  • Combination chemotherapy to shrink the tumor, followed by surgery to remove as much of the tumor as possible.
  • Combination chemotherapy followed by liver transplant if surgery to remove the tumor is not possible.
  • If the tumor cannot be completely removed by surgery after chemotherapy, further treatment may include the following:
    • Cryosurgery.
    • Percutaneous ethanol injection.
    • Chemoembolization of the hepatic artery to shrink the tumor, followed by surgery to remove as much of the tumor as possible.
    • Radiation therapy.

Postsurgically-staged stage IV
Treatment of hepatocellular carcinoma may be combination chemotherapy to shrink the tumor, followed by surgery to remove as much of the tumor as possible.

Treatment by stage of undifferentiated embryonal sarcoma of the liver

Treatment may include the following:

  • Combination chemotherapy to shrink the tumor, followed by surgery to remove as much of the tumor as possible and then more chemotherapy.
  • Surgery to remove the tumor followed by chemotherapy. A second surgery may be done to remove tumor that remains, followed by more chemotherapy.
  • Liver transplant if surgery to remove the tumor is not possible.
  • A clinical trial of chemotherapy before or after surgery, and radiation therapy may also be given.

Treatment of infantile choriocarcinoma of the liver

Treatment of infantile choriocarcinoma may be combination chemotherapy to shrink the tumor, followed by surgery to remove as much of the tumor as possible.

Treatment for recurrent childhood liver cancer

Treatment of recurrent hepatoblastoma may include the following:

  • Surgery to remove isolated (single and separate) metastatic tumors.
  • Liver transplant.
  • A clinical trial of a new treatment.

Treatment of recurrent hepatocellular carcinoma may include the following:

  • Chemoembolization of the hepatic artery to shrink the tumor, followed by surgery to remove the tumor.
  • Liver transplant.
  • A clinical trial of a new treatment.

Leading the way to a cure

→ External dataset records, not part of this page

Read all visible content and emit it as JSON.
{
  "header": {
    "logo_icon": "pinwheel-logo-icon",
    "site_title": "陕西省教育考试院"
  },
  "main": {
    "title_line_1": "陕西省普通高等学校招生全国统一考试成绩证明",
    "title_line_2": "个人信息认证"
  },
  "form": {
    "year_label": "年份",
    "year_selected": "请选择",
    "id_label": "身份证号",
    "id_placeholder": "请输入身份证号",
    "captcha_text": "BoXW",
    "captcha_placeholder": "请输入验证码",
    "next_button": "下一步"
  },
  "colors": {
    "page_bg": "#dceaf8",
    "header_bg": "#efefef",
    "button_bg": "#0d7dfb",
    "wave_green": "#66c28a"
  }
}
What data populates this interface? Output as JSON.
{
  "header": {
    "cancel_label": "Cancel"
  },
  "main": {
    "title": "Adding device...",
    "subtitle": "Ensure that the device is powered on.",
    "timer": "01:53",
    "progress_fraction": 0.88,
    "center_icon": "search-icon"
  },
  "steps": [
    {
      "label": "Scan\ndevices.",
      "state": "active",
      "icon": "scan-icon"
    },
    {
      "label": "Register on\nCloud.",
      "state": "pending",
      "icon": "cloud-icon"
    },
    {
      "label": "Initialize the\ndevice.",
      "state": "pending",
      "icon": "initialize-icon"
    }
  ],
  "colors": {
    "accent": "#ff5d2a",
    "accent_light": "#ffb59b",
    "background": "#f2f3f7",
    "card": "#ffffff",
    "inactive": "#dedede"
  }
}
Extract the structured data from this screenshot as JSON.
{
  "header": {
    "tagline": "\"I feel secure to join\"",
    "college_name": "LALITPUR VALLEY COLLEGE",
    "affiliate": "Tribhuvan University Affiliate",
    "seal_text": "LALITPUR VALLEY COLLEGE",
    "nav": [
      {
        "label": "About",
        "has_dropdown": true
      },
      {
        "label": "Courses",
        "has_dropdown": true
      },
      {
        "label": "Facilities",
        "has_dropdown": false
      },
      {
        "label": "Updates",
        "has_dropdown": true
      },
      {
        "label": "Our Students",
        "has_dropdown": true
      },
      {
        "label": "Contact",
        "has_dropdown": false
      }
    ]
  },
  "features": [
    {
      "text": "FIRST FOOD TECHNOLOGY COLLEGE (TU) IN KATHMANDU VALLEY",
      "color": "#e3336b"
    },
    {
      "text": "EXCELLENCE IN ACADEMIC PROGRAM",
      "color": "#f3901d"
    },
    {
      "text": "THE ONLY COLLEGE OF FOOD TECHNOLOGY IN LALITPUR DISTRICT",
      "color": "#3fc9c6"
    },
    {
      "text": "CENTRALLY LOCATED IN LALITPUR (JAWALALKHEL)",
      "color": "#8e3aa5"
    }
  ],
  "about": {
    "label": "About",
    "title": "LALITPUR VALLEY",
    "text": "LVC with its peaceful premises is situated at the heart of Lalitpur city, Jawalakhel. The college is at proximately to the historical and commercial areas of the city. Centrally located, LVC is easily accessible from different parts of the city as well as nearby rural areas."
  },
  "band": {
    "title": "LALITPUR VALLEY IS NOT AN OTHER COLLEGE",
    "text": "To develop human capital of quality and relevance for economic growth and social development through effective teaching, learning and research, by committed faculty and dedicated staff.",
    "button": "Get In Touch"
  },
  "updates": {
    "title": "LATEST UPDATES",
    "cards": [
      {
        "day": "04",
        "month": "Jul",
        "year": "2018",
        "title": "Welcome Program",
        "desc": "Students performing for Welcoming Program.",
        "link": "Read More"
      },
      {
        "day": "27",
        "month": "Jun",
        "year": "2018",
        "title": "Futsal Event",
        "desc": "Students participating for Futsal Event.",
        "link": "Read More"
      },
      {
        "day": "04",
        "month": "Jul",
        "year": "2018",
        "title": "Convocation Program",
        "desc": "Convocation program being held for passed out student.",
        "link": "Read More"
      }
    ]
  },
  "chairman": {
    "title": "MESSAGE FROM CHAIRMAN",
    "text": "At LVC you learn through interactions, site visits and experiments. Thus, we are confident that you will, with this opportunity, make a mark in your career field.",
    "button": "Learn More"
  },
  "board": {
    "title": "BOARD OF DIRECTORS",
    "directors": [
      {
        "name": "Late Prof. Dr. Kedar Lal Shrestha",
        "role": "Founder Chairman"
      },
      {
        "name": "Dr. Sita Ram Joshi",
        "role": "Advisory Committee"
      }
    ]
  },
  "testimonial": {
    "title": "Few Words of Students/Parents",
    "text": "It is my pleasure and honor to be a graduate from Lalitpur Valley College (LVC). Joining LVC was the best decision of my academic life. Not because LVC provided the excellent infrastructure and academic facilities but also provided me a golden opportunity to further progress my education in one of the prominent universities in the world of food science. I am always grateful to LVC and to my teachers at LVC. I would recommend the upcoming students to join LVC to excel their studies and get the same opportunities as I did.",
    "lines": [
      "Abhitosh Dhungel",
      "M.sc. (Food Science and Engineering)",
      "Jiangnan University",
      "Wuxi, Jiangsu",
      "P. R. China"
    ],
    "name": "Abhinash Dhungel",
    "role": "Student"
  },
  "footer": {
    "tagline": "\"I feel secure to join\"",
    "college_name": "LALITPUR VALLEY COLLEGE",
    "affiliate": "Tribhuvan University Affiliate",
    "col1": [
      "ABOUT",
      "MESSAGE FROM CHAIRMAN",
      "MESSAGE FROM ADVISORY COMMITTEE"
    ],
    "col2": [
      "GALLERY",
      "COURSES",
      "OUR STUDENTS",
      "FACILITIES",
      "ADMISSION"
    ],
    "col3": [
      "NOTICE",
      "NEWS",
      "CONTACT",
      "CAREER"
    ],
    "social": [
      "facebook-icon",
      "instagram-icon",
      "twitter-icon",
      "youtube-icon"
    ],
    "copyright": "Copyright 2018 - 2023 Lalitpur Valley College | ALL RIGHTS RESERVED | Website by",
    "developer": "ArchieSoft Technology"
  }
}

The Masonic Cancer Center at the University of Minnesota has a strong national reputation for its members’ research on the causes and prevention of cancer. In the Center’s Prevention and Etiology Research Program, scientists work collaboratively to identify risk factors, evaluate strategies for early detection, develop and test approaches for prevention, and improve life for survivors.

Children’s Cancer Research Fund’s relationship with the University of Minnesota supports this work, providing crucial resources for pilot studies and clinical trials.
The HOPE (Hepatoblastoma Origins and Pediatric Epidemiology) Study seeks to learn more about the causes of hepatoblastoma, the growth of immature liver cells, in infants and children. Conducted by Dr. Logan G. Spector, the HOPE study gathers information from mothers whose children have hepatoblastoma and mothers whose children do not in order to discover environmental and genetic risk factors for the disease. For more information, see Our Research.

This information is displayed with permission of the University of Minnesota Cancer Center. For more information about this disease or to review active clinical trials, please visit the website of the Cancer Center.

Back to Types of Childhood Cancer